▶ **Work item**
Word for word, give the records again, dropping any picture they hold.

________

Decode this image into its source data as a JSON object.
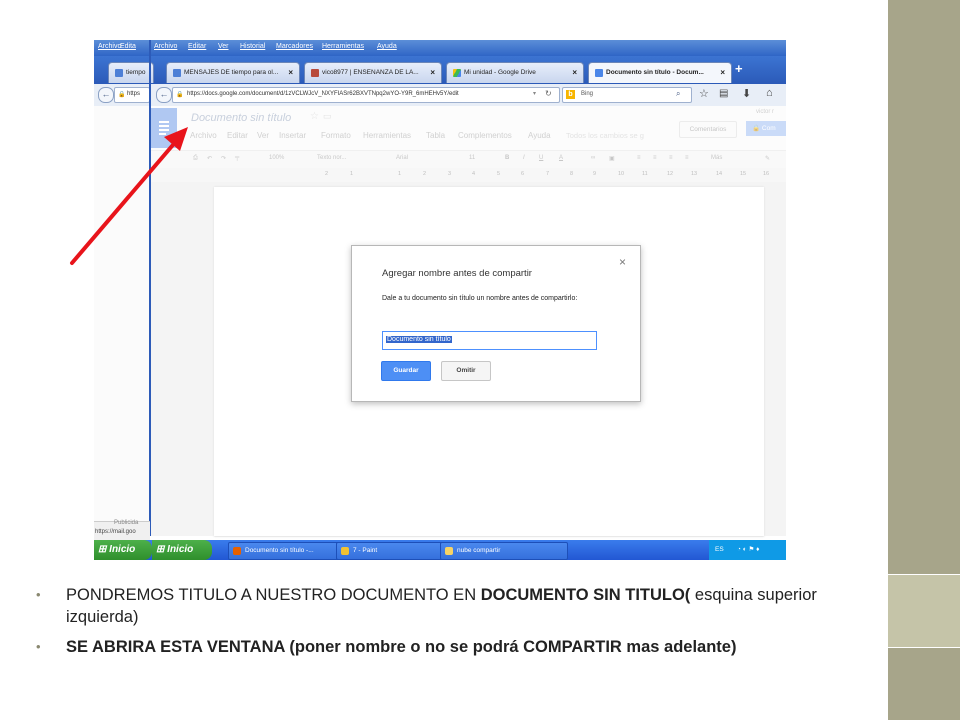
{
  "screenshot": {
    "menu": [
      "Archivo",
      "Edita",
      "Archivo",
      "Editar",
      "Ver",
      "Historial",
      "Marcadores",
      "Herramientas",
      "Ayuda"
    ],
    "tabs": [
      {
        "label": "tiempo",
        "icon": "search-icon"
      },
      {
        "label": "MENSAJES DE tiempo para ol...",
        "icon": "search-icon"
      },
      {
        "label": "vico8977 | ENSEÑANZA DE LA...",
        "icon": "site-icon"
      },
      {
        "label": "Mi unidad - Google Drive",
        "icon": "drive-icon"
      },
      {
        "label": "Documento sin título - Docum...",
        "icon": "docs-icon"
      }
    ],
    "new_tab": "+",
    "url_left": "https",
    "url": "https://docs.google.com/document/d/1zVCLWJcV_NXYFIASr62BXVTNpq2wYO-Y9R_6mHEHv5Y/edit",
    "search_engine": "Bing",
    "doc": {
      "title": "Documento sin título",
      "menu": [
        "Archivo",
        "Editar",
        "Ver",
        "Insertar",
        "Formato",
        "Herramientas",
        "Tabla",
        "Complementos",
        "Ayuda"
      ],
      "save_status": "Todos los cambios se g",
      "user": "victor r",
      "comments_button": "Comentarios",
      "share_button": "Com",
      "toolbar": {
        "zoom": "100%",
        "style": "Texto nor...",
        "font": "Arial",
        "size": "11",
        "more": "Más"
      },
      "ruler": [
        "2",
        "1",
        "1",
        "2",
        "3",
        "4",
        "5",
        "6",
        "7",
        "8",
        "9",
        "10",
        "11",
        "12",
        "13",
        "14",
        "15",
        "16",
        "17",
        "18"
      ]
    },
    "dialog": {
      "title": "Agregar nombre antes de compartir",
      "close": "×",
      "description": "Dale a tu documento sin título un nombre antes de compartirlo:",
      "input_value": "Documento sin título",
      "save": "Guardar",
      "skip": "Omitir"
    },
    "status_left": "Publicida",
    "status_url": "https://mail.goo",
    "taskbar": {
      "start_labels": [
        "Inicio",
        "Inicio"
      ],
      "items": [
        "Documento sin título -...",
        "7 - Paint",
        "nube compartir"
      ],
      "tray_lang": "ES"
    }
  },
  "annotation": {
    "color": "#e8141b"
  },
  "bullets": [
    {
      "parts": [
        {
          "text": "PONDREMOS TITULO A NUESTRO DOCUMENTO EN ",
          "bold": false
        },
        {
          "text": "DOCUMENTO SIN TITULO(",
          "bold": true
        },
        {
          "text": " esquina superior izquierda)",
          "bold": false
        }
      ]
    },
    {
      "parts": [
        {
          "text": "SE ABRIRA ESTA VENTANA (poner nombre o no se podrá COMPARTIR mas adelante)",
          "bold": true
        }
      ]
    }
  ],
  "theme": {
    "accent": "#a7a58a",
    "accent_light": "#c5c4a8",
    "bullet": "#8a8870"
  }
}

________

▶ **Result of the exercise**
Decode this image into its source data as a JSON object.
{
  "screenshot": {
    "menu": [
      "Archivo",
      "Edita",
      "Archivo",
      "Editar",
      "Ver",
      "Historial",
      "Marcadores",
      "Herramientas",
      "Ayuda"
    ],
    "tabs": [
      {
        "label": "tiempo",
        "icon": "search-icon"
      },
      {
        "label": "MENSAJES DE tiempo para ol...",
        "icon": "search-icon"
      },
      {
        "label": "vico8977 | ENSEÑANZA DE LA...",
        "icon": "site-icon"
      },
      {
        "label": "Mi unidad - Google Drive",
        "icon": "drive-icon"
      },
      {
        "label": "Documento sin título - Docum...",
        "icon": "docs-icon"
      }
    ],
    "new_tab": "+",
    "url_left": "https",
    "url": "https://docs.google.com/document/d/1zVCLWJcV_NXYFIASr62BXVTNpq2wYO-Y9R_6mHEHv5Y/edit",
    "search_engine": "Bing",
    "doc": {
      "title": "Documento sin título",
      "menu": [
        "Archivo",
        "Editar",
        "Ver",
        "Insertar",
        "Formato",
        "Herramientas",
        "Tabla",
        "Complementos",
        "Ayuda"
      ],
      "save_status": "Todos los cambios se g",
      "user": "victor r",
      "comments_button": "Comentarios",
      "share_button": "Com",
      "toolbar": {
        "zoom": "100%",
        "style": "Texto nor...",
        "font": "Arial",
        "size": "11",
        "more": "Más"
      },
      "ruler": [
        "2",
        "1",
        "1",
        "2",
        "3",
        "4",
        "5",
        "6",
        "7",
        "8",
        "9",
        "10",
        "11",
        "12",
        "13",
        "14",
        "15",
        "16",
        "17",
        "18"
      ]
    },
    "dialog": {
      "title": "Agregar nombre antes de compartir",
      "close": "×",
      "description": "Dale a tu documento sin título un nombre antes de compartirlo:",
      "input_value": "Documento sin título",
      "save": "Guardar",
      "skip": "Omitir"
    },
    "status_left": "Publicida",
    "status_url": "https://mail.goo",
    "taskbar": {
      "start_labels": [
        "Inicio",
        "Inicio"
      ],
      "items": [
        "Documento sin título -...",
        "7 - Paint",
        "nube compartir"
      ],
      "tray_lang": "ES"
    }
  },
  "annotation": {
    "color": "#e8141b"
  },
  "bullets": [
    {
      "parts": [
        {
          "text": "PONDREMOS TITULO A NUESTRO DOCUMENTO EN ",
          "bold": false
        },
        {
          "text": "DOCUMENTO SIN TITULO(",
          "bold": true
        },
        {
          "text": " esquina superior izquierda)",
          "bold": false
        }
      ]
    },
    {
      "parts": [
        {
          "text": "SE ABRIRA ESTA VENTANA (poner nombre o no se podrá COMPARTIR mas adelante)",
          "bold": true
        }
      ]
    }
  ],
  "theme": {
    "accent": "#a7a58a",
    "accent_light": "#c5c4a8",
    "bullet": "#8a8870"
  }
}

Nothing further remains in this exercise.